There are some pretty strange beauty treatments being used in spas today, from slithering snails to "beauty-boosting mucus" to a snake massage in Israel. People will pay just about anything for a spa facial that promises to beat mother nature. The Shizuka spa in Manhattan promises smoother, younger looking skin from a treatment derived from nightingale excrement, called "uguisu no fun," or as they call it the Geisha Facial.

The facial concoction uses the bird's fecal material (which is mixed with its urine, because birds only have one hole for both solid and liquid waste) mixed with ground rice bran. The spa owner, Shizuka Bernstein, says that nightingale droppings are prized because of the seeds that the bird eats contains an enzyme that exfoliates skin and leaves it smoother than before.
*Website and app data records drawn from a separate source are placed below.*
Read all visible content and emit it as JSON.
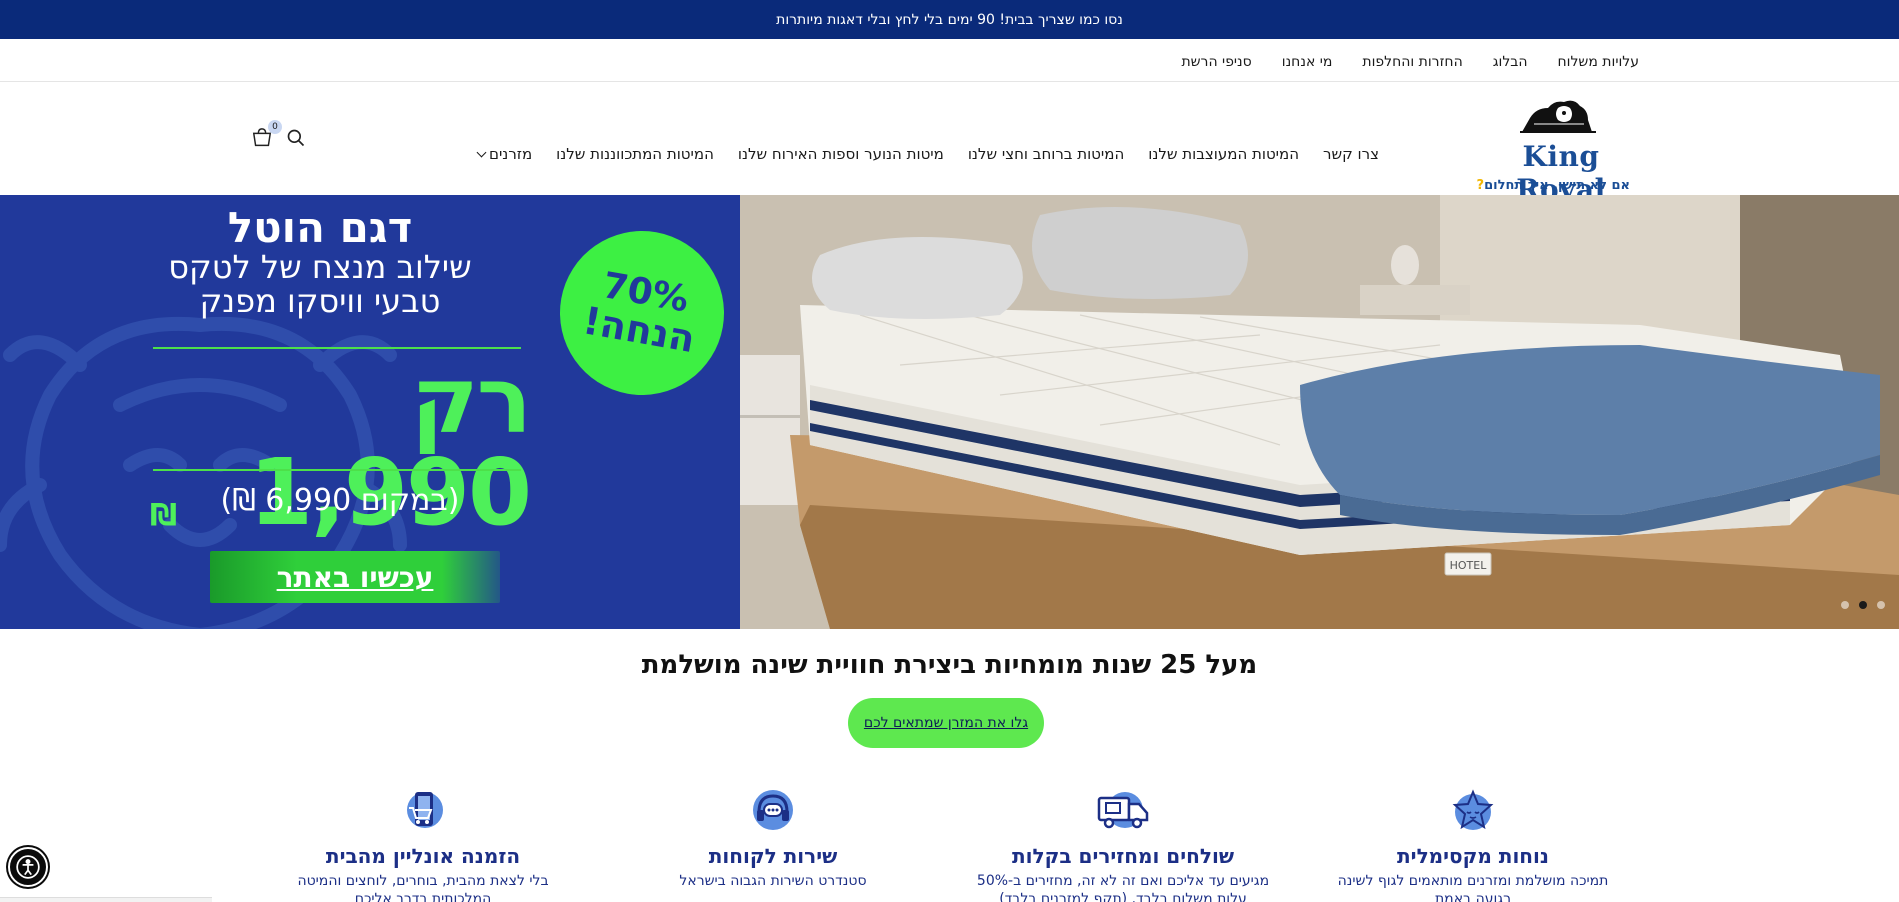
{
  "announcement": "נסו כמו שצריך בבית! 90 ימים בלי לחץ ובלי דאגות מיותרות",
  "top_links": [
    "סניפי הרשת",
    "מי אנחנו",
    "החזרות והחלפות",
    "הבלוג",
    "עלויות משלוח"
  ],
  "logo": {
    "brand": "King Royal",
    "tagline": "אם לא תישן, איך תחלום",
    "tagline_mark": "?"
  },
  "main_nav": [
    "מזרנים",
    "המיטות המתכווננות שלנו",
    "מיטות הנוער וספות האירוח שלנו",
    "המיטות ברוחב וחצי שלנו",
    "המיטות המעוצבות שלנו",
    "צרו קשר"
  ],
  "cart": {
    "count": "0"
  },
  "hero": {
    "title": "דגם הוטל",
    "subtitle_1": "שילוב מנצח של לטקס",
    "subtitle_2": "טבעי וויסקו מפנק",
    "price": "רק 1,990",
    "currency": "₪",
    "old_price": "(במקום 6,990 ₪)",
    "cta": "עכשיו באתר",
    "badge_percent": "70%",
    "badge_text": "הנחה!",
    "bed_label": "HOTEL",
    "slides": 3,
    "active_slide": 2
  },
  "section": {
    "title": "מעל 25 שנות מומחיות ביצירת חוויית שינה מושלמת",
    "cta": "גלו את המזרן שמתאים לכם"
  },
  "features": [
    {
      "icon": "phone-cart-icon",
      "title": "הזמנה אונליין מהבית",
      "desc": "בלי לצאת מהבית, בוחרים, לוחצים והמיטה המלכותית בדרך אליכם"
    },
    {
      "icon": "headset-icon",
      "title": "שירות לקוחות",
      "desc": "סטנדרט השירות הגבוה בישראל"
    },
    {
      "icon": "delivery-truck-icon",
      "title": "שולחים ומחזירים בקלות",
      "desc": "מגיעים עד אליכם ואם זה לא זה, מחזירים ב-50% עלות משלוח בלבד. (תקף למזרנים בלבד)"
    },
    {
      "icon": "sleeping-star-icon",
      "title": "נוחות מקסימלית",
      "desc": "תמיכה מושלמת ומזרנים מותאמים לגוף לשינה רגועה באמת"
    }
  ],
  "colors": {
    "brand_navy": "#0a2a7a",
    "hero_blue": "#21399b",
    "accent_green": "#4ef05a",
    "logo_blue": "#1b4e96",
    "feature_blue": "#1c2f86"
  }
}
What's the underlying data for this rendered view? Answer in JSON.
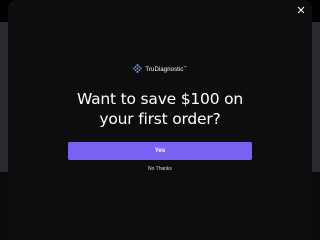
{
  "background": {
    "page_color": "#000000",
    "strip_color": "#2a2a2f"
  },
  "modal": {
    "close_icon": "close-icon",
    "logo": {
      "text": "TruDiagnostic",
      "trademark": "™",
      "icon": "trudiagnostic-logo-icon"
    },
    "headline": {
      "line1": "Want to save $100 on",
      "line2": "your first order?"
    },
    "yes_label": "Yes",
    "no_label": "No Thanks",
    "colors": {
      "background": "#0d0d10",
      "accent": "#7a61f2",
      "text": "#ffffff"
    }
  }
}
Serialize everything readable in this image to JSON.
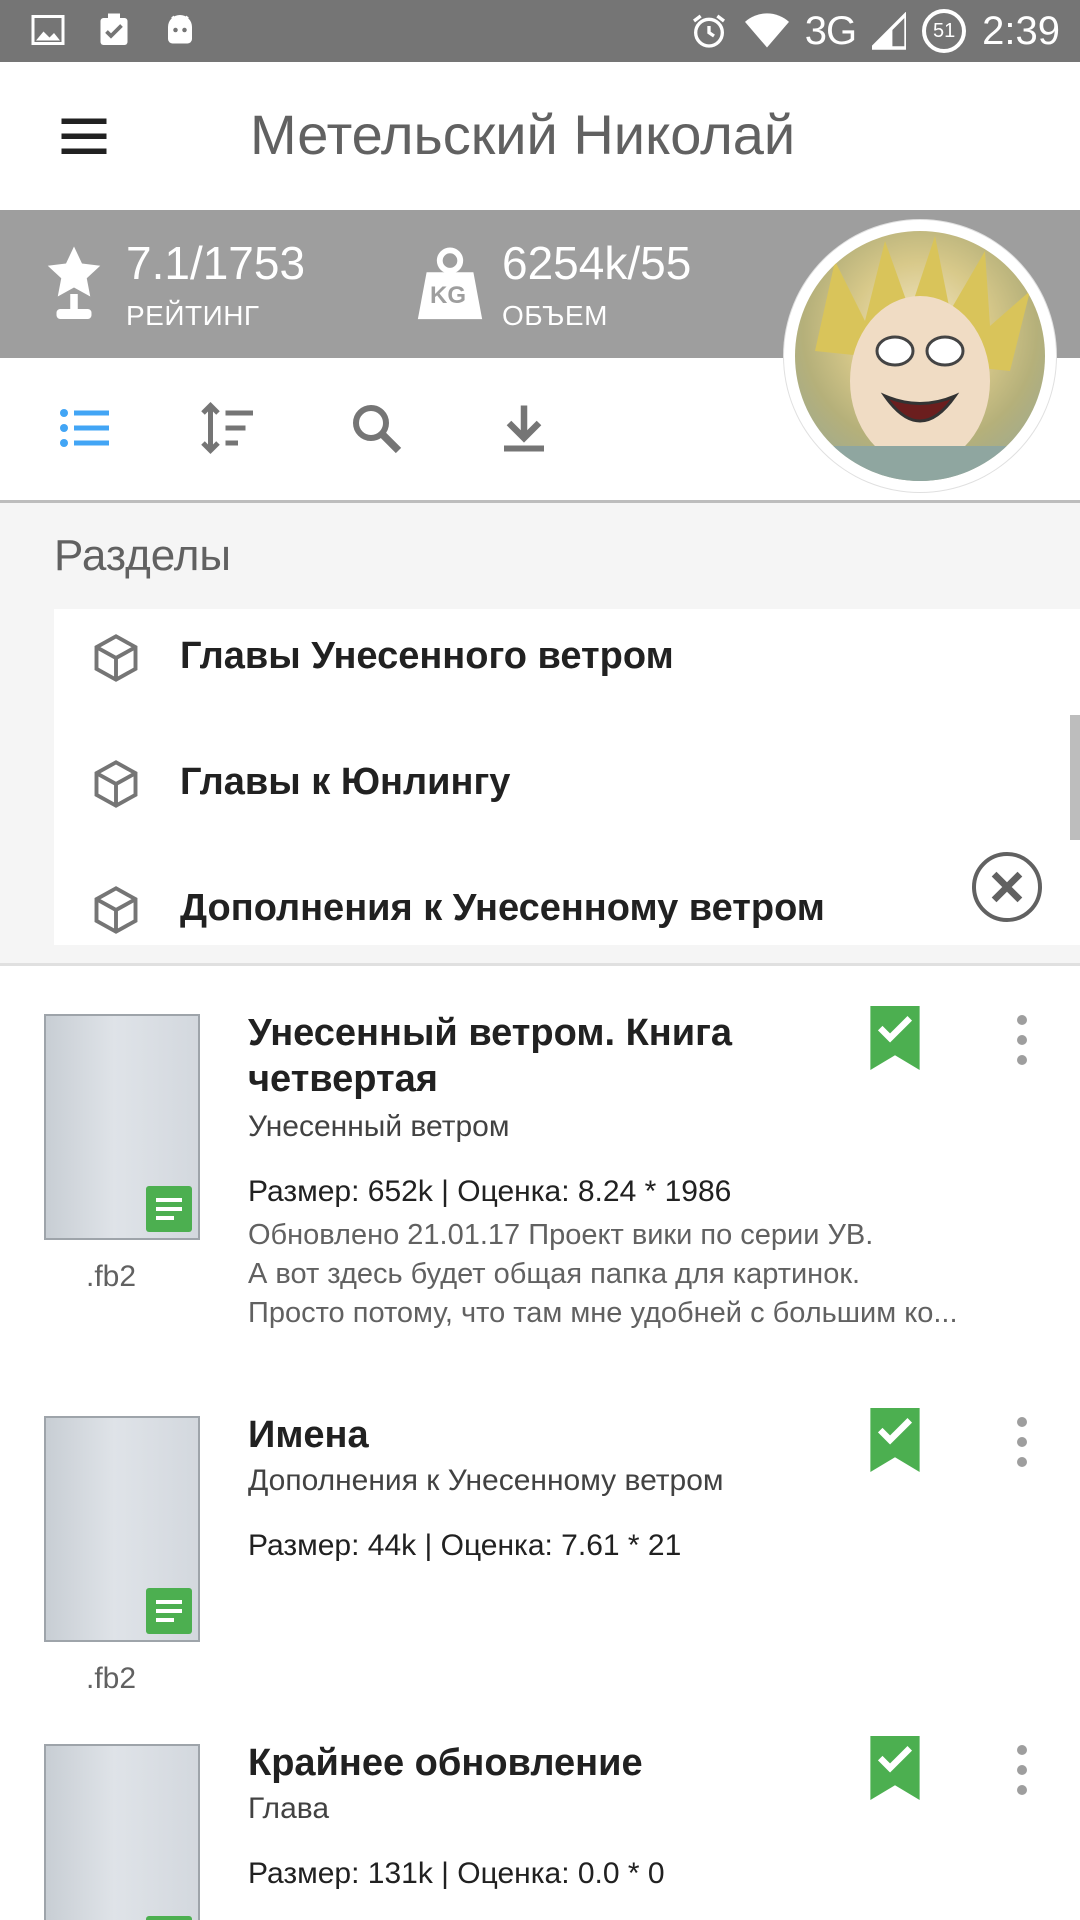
{
  "status_bar": {
    "network": "3G",
    "battery": "51",
    "time": "2:39"
  },
  "app_bar": {
    "title": "Метельский Николай"
  },
  "stats": {
    "rating_value": "7.1/1753",
    "rating_label": "РЕЙТИНГ",
    "volume_value": "6254k/55",
    "volume_label": "ОБЪЕМ",
    "kg_badge": "KG"
  },
  "colors": {
    "accent": "#42a5f5",
    "bookmark": "#4caf50",
    "stats_bg": "#9e9e9e"
  },
  "sections": {
    "title": "Разделы",
    "items": [
      {
        "label": "Главы Унесенного ветром"
      },
      {
        "label": "Главы к Юнлингу"
      },
      {
        "label": "Дополнения к Унесенному ветром"
      }
    ]
  },
  "books": [
    {
      "title": "Унесенный ветром. Книга четвертая",
      "section": "Унесенный ветром",
      "meta": "Размер: 652k  |  Оценка: 8.24 * 1986",
      "desc": [
        "Обновлено 21.01.17 Проект вики по серии УВ.",
        "А вот здесь будет общая папка для картинок.",
        "Просто потому, что там мне удобней с большим ко..."
      ],
      "ext": ".fb2"
    },
    {
      "title": "Имена",
      "section": "Дополнения к Унесенному ветром",
      "meta": "Размер: 44k  |  Оценка: 7.61 * 21",
      "ext": ".fb2"
    },
    {
      "title": "Крайнее обновление",
      "section": "Глава",
      "meta": "Размер: 131k  |  Оценка: 0.0 * 0"
    }
  ]
}
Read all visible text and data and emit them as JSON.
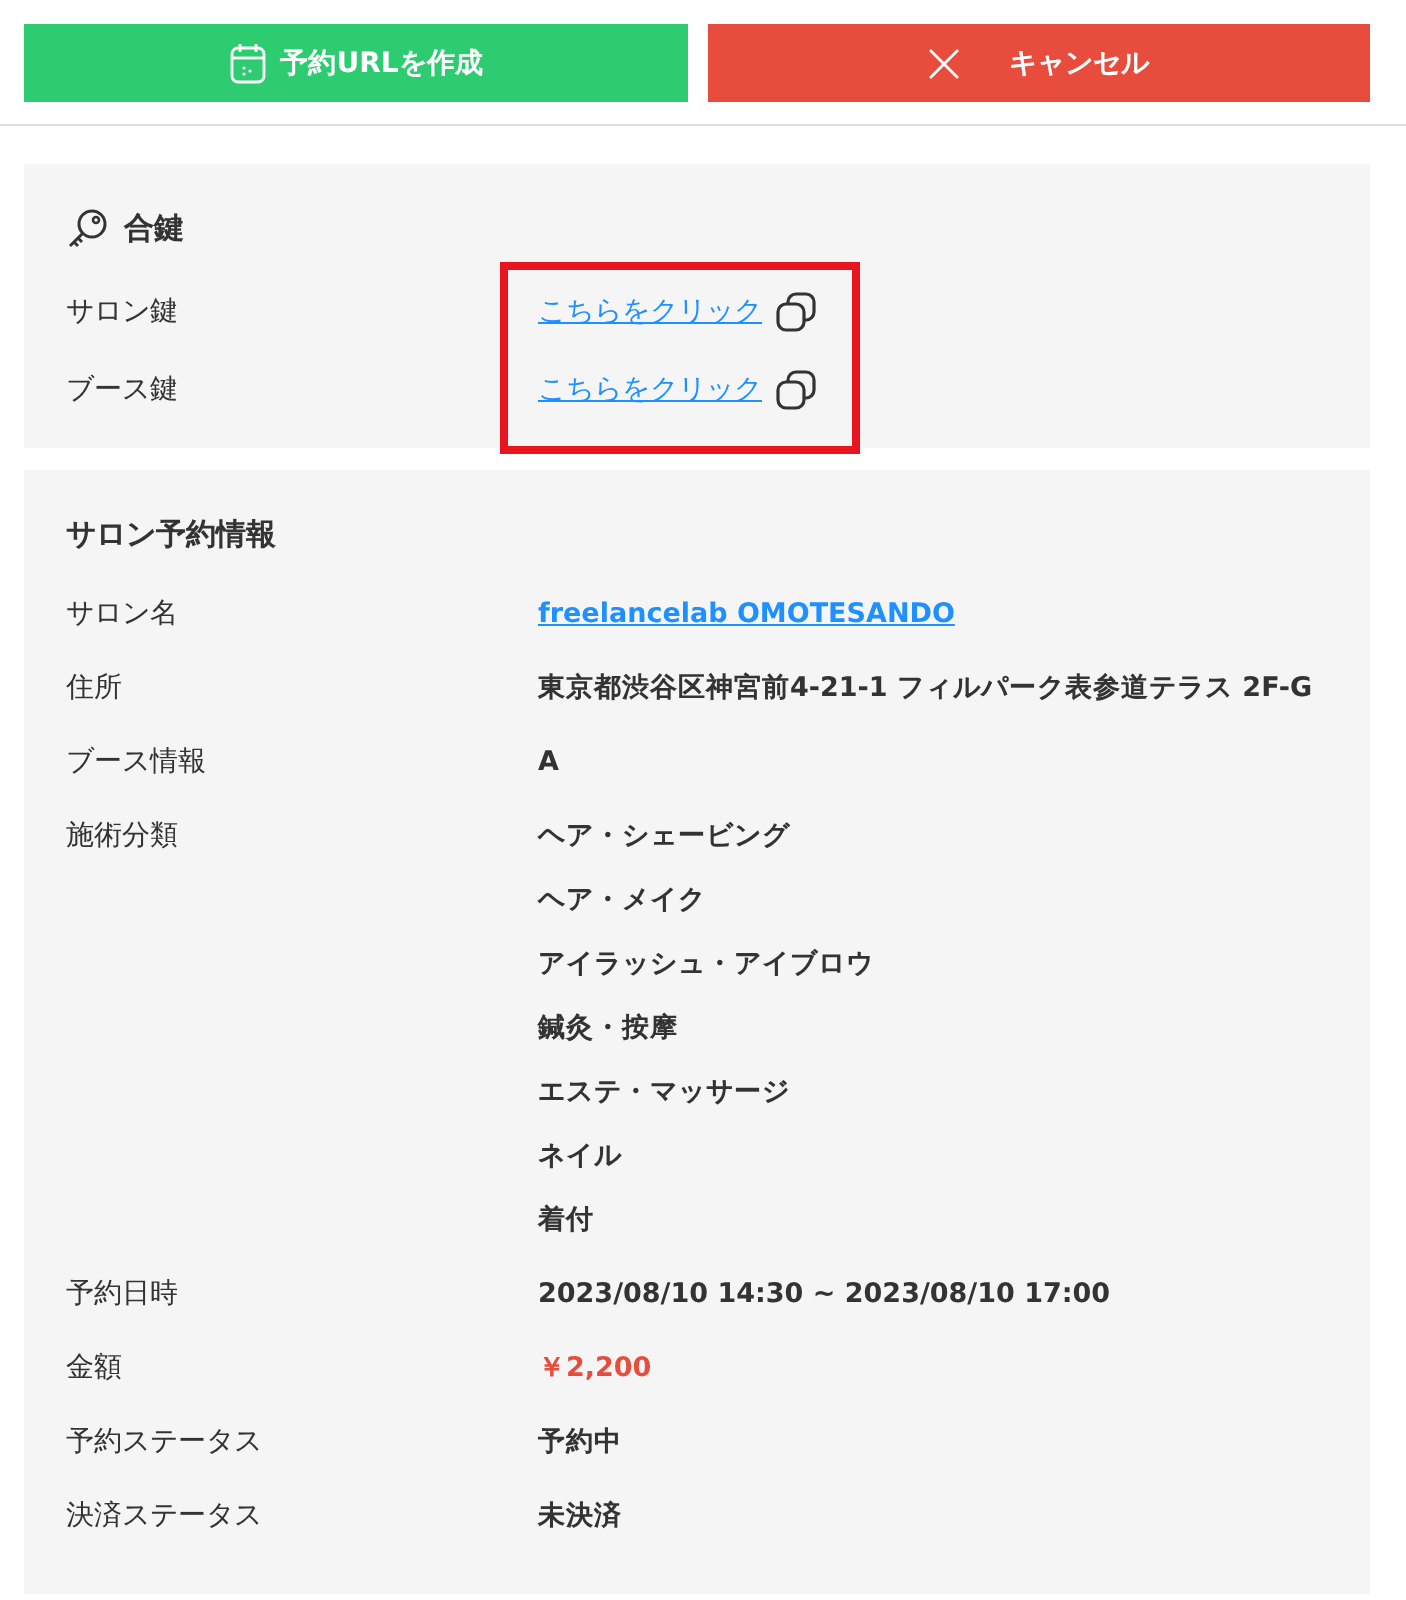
{
  "actions": [
    {
      "kind": "create",
      "label": "予約URLを作成"
    },
    {
      "kind": "cancel",
      "label": "キャンセル"
    }
  ],
  "keys": {
    "title": "合鍵",
    "highlighted": true,
    "rows": [
      {
        "label": "サロン鍵",
        "link": "こちらをクリック"
      },
      {
        "label": "ブース鍵",
        "link": "こちらをクリック"
      }
    ]
  },
  "reservation": {
    "title": "サロン予約情報",
    "rows": [
      {
        "kind": "link",
        "label": "サロン名",
        "value": "freelancelab OMOTESANDO"
      },
      {
        "kind": "text",
        "label": "住所",
        "value": "東京都渋谷区神宮前4-21-1 フィルパーク表参道テラス 2F-G"
      },
      {
        "kind": "text",
        "label": "ブース情報",
        "value": "A"
      },
      {
        "kind": "list",
        "label": "施術分類",
        "values": [
          "ヘア・シェービング",
          "ヘア・メイク",
          "アイラッシュ・アイブロウ",
          "鍼灸・按摩",
          "エステ・マッサージ",
          "ネイル",
          "着付"
        ]
      },
      {
        "kind": "text",
        "label": "予約日時",
        "value": "2023/08/10 14:30 ~ 2023/08/10 17:00"
      },
      {
        "kind": "price",
        "label": "金額",
        "value": "￥2,200"
      },
      {
        "kind": "text",
        "label": "予約ステータス",
        "value": "予約中"
      },
      {
        "kind": "text",
        "label": "決済ステータス",
        "value": "未決済"
      }
    ]
  }
}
Around 100 men and women go into the spa for the treatment monthly at a cost of $180 per session. Bernstein calls the treatment a Geisha Facial in light of the gracious hostesses and entertainers from traditional Japanese culture. While the western world might cringe at using bird poop as a skin treatment, the practice has been used for close to 400 years by geishas and actors in the Japanese theater. The practice was introduced to the Japanese by the Koreans who used the material to remove stains from kimonos and was used in a similar fashion until its skin treatment properties were discovered during the Edo period of the 1600s.

But people shouldn't worry about the sanitary nature of the treatment. The excrement is usually sterilized by ultraviolet light, which is effective in killing most types of bacteria. It is then dried, powdered, and sold to companies who use it for spa treatments. The powder can be purchased online for as little as $20.

The rice bran is added for exfoliation of the skin and is massaged into the facial skin for a few minutes and then washed off. And yes, the treatment does not smell at all because it has been previously sanitized.

Nightingales have a high concentration of urea in their droppings, and this chemical is widely known to help the skin retain moisture. Many popular cosmetics use urea in their formulations. The enzyme is thought to help lighten the skin from blemishes.

Victoria Beckham, who has long suffered from acne, has used the procedure to improve the clarity of her skin.